Rodney and I used to take walks together.
We would often go on trips and one October we found ourselves in North Carolina. Outside of Franklin there were circuits of trails that ran through the hills and low mountains. The two of us would spend our days walking these trails and wandering in the woods. Much of the forest had been logged at some point so most of the old growth trees were gone. But every now and then you would find one. Their canopy would be broad and the forest floor around their trunk would be open. These old trees are special. They reach to the top of the roof of the forest. It is said that the oldest, tallest trees are hub trees and act as epicenters of communication between all the trees in the forest. Because they are expose to the sky they are able to gather more light, which in turn, allows them to produce more sugar. The excess sugar feeds the fungi in the soil and the fungi in return shares nutrients from the soil with the trees. Roots beneath the soil are all interconnected, linking all the trees into a vast network of symbiotic communication. All underground and out of sight. The forest is alive and talking.

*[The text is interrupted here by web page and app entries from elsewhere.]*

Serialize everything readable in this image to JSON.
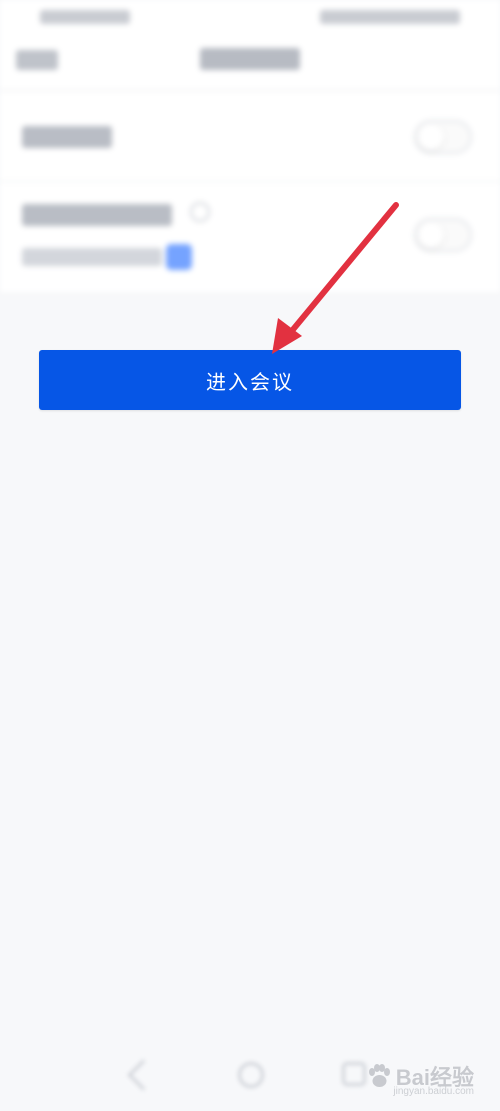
{
  "main": {
    "enter_button_label": "进入会议"
  },
  "colors": {
    "primary": "#0656e6",
    "background": "#f7f8fa",
    "annotation_arrow": "#e23140"
  },
  "icons": {
    "help": "help-icon",
    "copy": "copy-icon",
    "annotation": "arrow-icon"
  },
  "watermark": {
    "text": "Bai经验",
    "url": "jingyan.baidu.com"
  }
}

Sometimes while walking along a trail Rodney would stop. He would stand still taking in something that was around both of us but that only he was sensing. We had places in the woods that we would revisit time and time again. Special spots that just felt right. At one such spot there was a grapevine. It was old and gnarled. Its main vine was as thick as a tree and was the grey color of steel. It snaked its way up the steep hillside climbing at times into trees and over rocks. The leaves that grew from this vine were enormous. They could cover your whole face. They had the color of old leather, brown and soft, sometimes almost black. On rainy mornings we would hike up to the vine and collect the leaves when they were moist and pliable. I would stack them carefully like precious parchment.
I remember being at the vine one morning. As I collected leaves, Rodney sat calmly, looking off down the hill. Sometimes closing his eyes, not to sleep but to listen to the forest around us.
He was a wonderful dog.